> _Exercise description_
When you respond, write out each entry exactly as it stands.

+++ Available data

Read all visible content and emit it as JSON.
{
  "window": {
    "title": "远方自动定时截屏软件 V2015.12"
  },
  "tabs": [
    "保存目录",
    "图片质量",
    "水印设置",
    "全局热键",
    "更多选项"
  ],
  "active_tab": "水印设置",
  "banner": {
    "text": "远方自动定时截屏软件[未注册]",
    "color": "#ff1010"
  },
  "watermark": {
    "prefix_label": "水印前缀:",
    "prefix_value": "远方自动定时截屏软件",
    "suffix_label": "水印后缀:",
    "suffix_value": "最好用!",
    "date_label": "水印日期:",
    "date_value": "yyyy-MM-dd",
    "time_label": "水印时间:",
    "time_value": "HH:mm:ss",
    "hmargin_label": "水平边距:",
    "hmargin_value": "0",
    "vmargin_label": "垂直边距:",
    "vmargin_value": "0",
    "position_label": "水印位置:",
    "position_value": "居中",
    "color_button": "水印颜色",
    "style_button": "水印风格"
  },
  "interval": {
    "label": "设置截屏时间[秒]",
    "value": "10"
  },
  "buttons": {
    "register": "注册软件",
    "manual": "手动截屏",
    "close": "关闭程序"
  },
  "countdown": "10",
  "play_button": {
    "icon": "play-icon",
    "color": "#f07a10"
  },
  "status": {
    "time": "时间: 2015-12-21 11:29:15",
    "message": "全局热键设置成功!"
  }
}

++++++

> _Output for this task_
Read all visible content and emit it as JSON.
{
  "window": {
    "title": "远方自动定时截屏软件 V2015.12"
  },
  "tabs": [
    "保存目录",
    "图片质量",
    "水印设置",
    "全局热键",
    "更多选项"
  ],
  "active_tab": "水印设置",
  "banner": {
    "text": "远方自动定时截屏软件[未注册]",
    "color": "#ff1010"
  },
  "watermark": {
    "prefix_label": "水印前缀:",
    "prefix_value": "远方自动定时截屏软件",
    "suffix_label": "水印后缀:",
    "suffix_value": "最好用!",
    "date_label": "水印日期:",
    "date_value": "yyyy-MM-dd",
    "time_label": "水印时间:",
    "time_value": "HH:mm:ss",
    "hmargin_label": "水平边距:",
    "hmargin_value": "0",
    "vmargin_label": "垂直边距:",
    "vmargin_value": "0",
    "position_label": "水印位置:",
    "position_value": "居中",
    "color_button": "水印颜色",
    "style_button": "水印风格"
  },
  "interval": {
    "label": "设置截屏时间[秒]",
    "value": "10"
  },
  "buttons": {
    "register": "注册软件",
    "manual": "手动截屏",
    "close": "关闭程序"
  },
  "countdown": "10",
  "play_button": {
    "icon": "play-icon",
    "color": "#f07a10"
  },
  "status": {
    "time": "时间: 2015-12-21 11:29:15",
    "message": "全局热键设置成功!"
  }
}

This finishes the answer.